“I want my students to leave my classroom with a passion for history and social studies and with an interest that drives them to teach social studies in the elementary classroom in new and interesting ways.”
Ellen J. Foster, assistant professor of secondary education and lead teacher for EDEL 401, described Pickett’s teaching style in a nomination letter.
“Otis’ background as a trained historian brings a unique world view to the social studies classroom,” Foster said. “He introduces pre-service teachers to archival data, thus training them to ‘do the work’ of historians and removing the fear that some students have about accessing archival depositories and using primary historical resources in the elementary classroom.
“The EDEL 401 Instructional Team benefits daily from his experiences and ideas shared with us and our students.”
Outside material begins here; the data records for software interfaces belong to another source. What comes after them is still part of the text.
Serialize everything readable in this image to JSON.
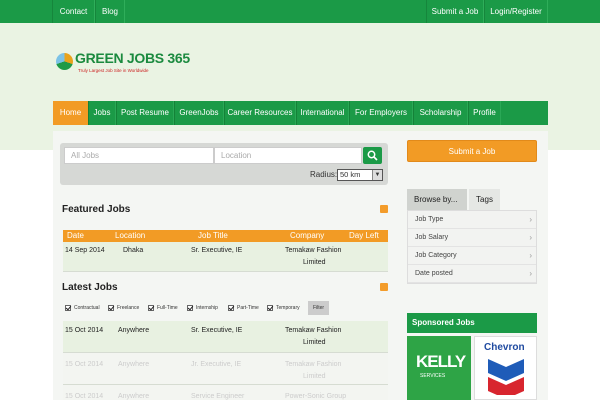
{
  "topbar": {
    "left": [
      "Contact",
      "Blog"
    ],
    "right": [
      "Submit a Job",
      "Login/Register"
    ]
  },
  "logo": {
    "name": "GREEN JOBS 365",
    "tagline": "Truly Largest Job Site in Worldwide"
  },
  "nav": [
    "Home",
    "Jobs",
    "Post Resume",
    "GreenJobs",
    "Career Resources",
    "International",
    "For Employers",
    "Scholarship",
    "Profile"
  ],
  "search": {
    "jobs_placeholder": "All Jobs",
    "location_placeholder": "Location",
    "radius_label": "Radius:",
    "radius_value": "50 km"
  },
  "featured": {
    "title": "Featured Jobs",
    "headers": [
      "Date",
      "Location",
      "Job Title",
      "Company",
      "Day Left"
    ],
    "rows": [
      {
        "date": "14 Sep 2014",
        "location": "Dhaka",
        "title": "Sr. Executive, IE",
        "company_1": "Temakaw Fashion",
        "company_2": "Limited"
      }
    ]
  },
  "latest": {
    "title": "Latest Jobs",
    "filters": [
      "Contractual",
      "Freelance",
      "Full-Time",
      "Internship",
      "Part-Time",
      "Temporary"
    ],
    "filter_button": "Filter",
    "rows": [
      {
        "date": "15 Oct 2014",
        "location": "Anywhere",
        "title": "Sr. Executive, IE",
        "company_1": "Temakaw Fashion",
        "company_2": "Limited"
      },
      {
        "date": "15 Oct 2014",
        "location": "Anywhere",
        "title": "Jr. Executive, IE",
        "company_1": "Temakaw Fashion",
        "company_2": "Limited"
      },
      {
        "date": "15 Oct 2014",
        "location": "Anywhere",
        "title": "Service Engineer",
        "company_1": "Power-Sonic Group",
        "company_2": ""
      }
    ]
  },
  "sidebar": {
    "submit": "Submit a Job",
    "tabs": [
      "Browse by...",
      "Tags"
    ],
    "browse": [
      "Job Type",
      "Job Salary",
      "Job Category",
      "Date posted"
    ],
    "sponsored": "Sponsored Jobs",
    "kelly": "KELLY",
    "kelly_sub": "SERVICES",
    "chevron": "Chevron"
  },
  "colors": {
    "green": "#1b9a47",
    "orange": "#f29b25"
  }
}
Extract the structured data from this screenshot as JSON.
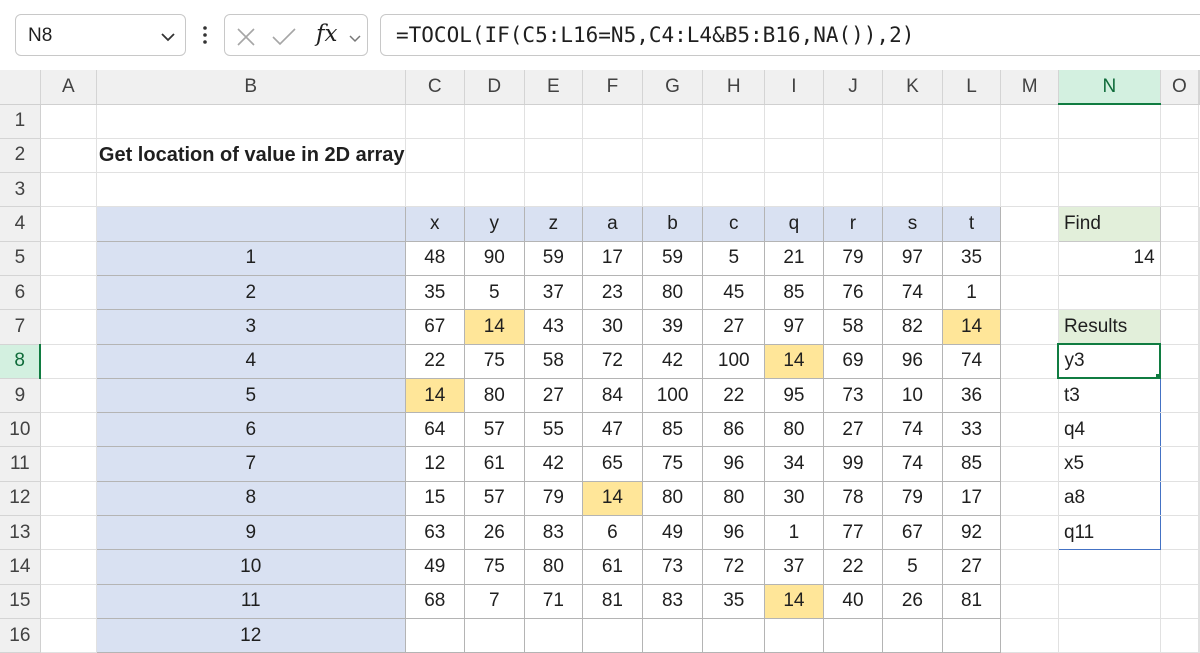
{
  "formula_bar": {
    "name_box": "N8",
    "fx_label": "fx",
    "formula": "=TOCOL(IF(C5:L16=N5,C4:L4&B5:B16,NA()),2)"
  },
  "sheet": {
    "columns": [
      "A",
      "B",
      "C",
      "D",
      "E",
      "F",
      "G",
      "H",
      "I",
      "J",
      "K",
      "L",
      "M",
      "N",
      "O"
    ],
    "selected_column": "N",
    "rows": [
      "1",
      "2",
      "3",
      "4",
      "5",
      "6",
      "7",
      "8",
      "9",
      "10",
      "11",
      "12",
      "13",
      "14",
      "15",
      "16"
    ],
    "selected_row": "8",
    "title": "Get location of value in 2D array"
  },
  "table": {
    "col_headers": [
      "x",
      "y",
      "z",
      "a",
      "b",
      "c",
      "q",
      "r",
      "s",
      "t"
    ],
    "row_labels": [
      "1",
      "2",
      "3",
      "4",
      "5",
      "6",
      "7",
      "8",
      "9",
      "10",
      "11",
      "12"
    ],
    "values": [
      [
        "48",
        "90",
        "59",
        "17",
        "59",
        "5",
        "21",
        "79",
        "97",
        "35"
      ],
      [
        "35",
        "5",
        "37",
        "23",
        "80",
        "45",
        "85",
        "76",
        "74",
        "1"
      ],
      [
        "67",
        "14",
        "43",
        "30",
        "39",
        "27",
        "97",
        "58",
        "82",
        "14"
      ],
      [
        "22",
        "75",
        "58",
        "72",
        "42",
        "100",
        "14",
        "69",
        "96",
        "74"
      ],
      [
        "14",
        "80",
        "27",
        "84",
        "100",
        "22",
        "95",
        "73",
        "10",
        "36"
      ],
      [
        "64",
        "57",
        "55",
        "47",
        "85",
        "86",
        "80",
        "27",
        "74",
        "33"
      ],
      [
        "12",
        "61",
        "42",
        "65",
        "75",
        "96",
        "34",
        "99",
        "74",
        "85"
      ],
      [
        "15",
        "57",
        "79",
        "14",
        "80",
        "80",
        "30",
        "78",
        "79",
        "17"
      ],
      [
        "63",
        "26",
        "83",
        "6",
        "49",
        "96",
        "1",
        "77",
        "67",
        "92"
      ],
      [
        "49",
        "75",
        "80",
        "61",
        "73",
        "72",
        "37",
        "22",
        "5",
        "27"
      ],
      [
        "68",
        "7",
        "71",
        "81",
        "83",
        "35",
        "14",
        "40",
        "26",
        "81"
      ],
      [
        "",
        "",
        "",
        "",
        "",
        "",
        "",
        "",
        "",
        ""
      ]
    ],
    "highlight_color": "#ffe699",
    "header_fill": "#d9e1f2"
  },
  "find": {
    "label": "Find",
    "value": "14"
  },
  "results": {
    "label": "Results",
    "items": [
      "y3",
      "t3",
      "q4",
      "x5",
      "a8",
      "q11"
    ]
  },
  "colors": {
    "accent": "#107c41",
    "label_fill": "#e2efda",
    "spill_border": "#4472c4"
  },
  "icons": {
    "namebox_dropdown": "chevron-down-icon",
    "more": "vertical-dots-icon",
    "cancel": "close-icon",
    "enter": "checkmark-icon",
    "formula_dropdown": "chevron-down-icon"
  }
}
In one nomination letter, a student wrote, “Mr. Pickett has been nothing short of amazing as my instructor this semester. He not only taught the curriculum as outlined by the department but has also been a model to which he teaches in the class.”
Another student wrote, “Mr. Pickett’s class is always stimulating. Every class was more of a group-based learning experience instead of direct instruction. The students were in charge of their learning, which is what we in education are taught to do.”
Pickett holds a bachelor’s degree in history from Clemson University, master’s degree in theological studies from Covenant Theological Seminary and master’s degree in history from The College of Charleston and The Citadel (joint program).
A native of Charleston, S.C., Pickett is married to the former Julie Thome of Aiken, S.C. They are the parents of a 2-year-old daughter, Martha Jane Caroline. Pickett is the son of Otis Moncure Pickett III of Columbus, Ga., and Martha Westbrook Pickett of Monticello, S.C.